##### EXTRACTED DATA #####
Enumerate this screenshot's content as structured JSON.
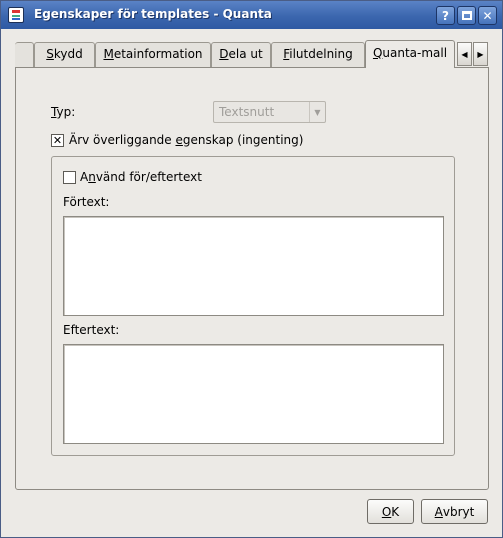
{
  "window": {
    "title": "Egenskaper för templates - Quanta",
    "buttons": {
      "help": "?",
      "close": "✕"
    }
  },
  "tabs": [
    {
      "label_first": "S",
      "label_rest": "kydd"
    },
    {
      "label_first": "M",
      "label_rest": "etainformation"
    },
    {
      "label_first": "D",
      "label_rest": "ela ut"
    },
    {
      "label_first": "F",
      "label_rest": "ilutdelning"
    },
    {
      "label_first": "Q",
      "label_rest": "uanta-mall",
      "active": true
    }
  ],
  "tab_scroll": {
    "left": "◀",
    "right": "▶"
  },
  "form": {
    "type_label_first": "T",
    "type_label_rest": "yp:",
    "type_value": "Textsnutt",
    "inherit_checked": true,
    "inherit_label_pre": "Ärv överliggande ",
    "inherit_label_u": "e",
    "inherit_label_post": "genskap (ingenting)",
    "use_pre_post_checked": false,
    "use_pre_post_pre": "A",
    "use_pre_post_u": "n",
    "use_pre_post_post": "vänd för/eftertext",
    "pretext_label": "Förtext:",
    "posttext_label": "Eftertext:",
    "pretext_value": "",
    "posttext_value": ""
  },
  "footer": {
    "ok_first": "O",
    "ok_rest": "K",
    "cancel_first": "A",
    "cancel_rest": "vbryt"
  },
  "glyphs": {
    "check": "✕",
    "dropdown": "▼"
  }
}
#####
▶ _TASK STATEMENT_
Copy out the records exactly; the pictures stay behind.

▶ _RESPONSE TO THIS EXERCISE_
Enumerate this screenshot's content as structured JSON.
{
  "window": {
    "title": "Egenskaper för templates - Quanta",
    "buttons": {
      "help": "?",
      "close": "✕"
    }
  },
  "tabs": [
    {
      "label_first": "S",
      "label_rest": "kydd"
    },
    {
      "label_first": "M",
      "label_rest": "etainformation"
    },
    {
      "label_first": "D",
      "label_rest": "ela ut"
    },
    {
      "label_first": "F",
      "label_rest": "ilutdelning"
    },
    {
      "label_first": "Q",
      "label_rest": "uanta-mall",
      "active": true
    }
  ],
  "tab_scroll": {
    "left": "◀",
    "right": "▶"
  },
  "form": {
    "type_label_first": "T",
    "type_label_rest": "yp:",
    "type_value": "Textsnutt",
    "inherit_checked": true,
    "inherit_label_pre": "Ärv överliggande ",
    "inherit_label_u": "e",
    "inherit_label_post": "genskap (ingenting)",
    "use_pre_post_checked": false,
    "use_pre_post_pre": "A",
    "use_pre_post_u": "n",
    "use_pre_post_post": "vänd för/eftertext",
    "pretext_label": "Förtext:",
    "posttext_label": "Eftertext:",
    "pretext_value": "",
    "posttext_value": ""
  },
  "footer": {
    "ok_first": "O",
    "ok_rest": "K",
    "cancel_first": "A",
    "cancel_rest": "vbryt"
  },
  "glyphs": {
    "check": "✕",
    "dropdown": "▼"
  }
}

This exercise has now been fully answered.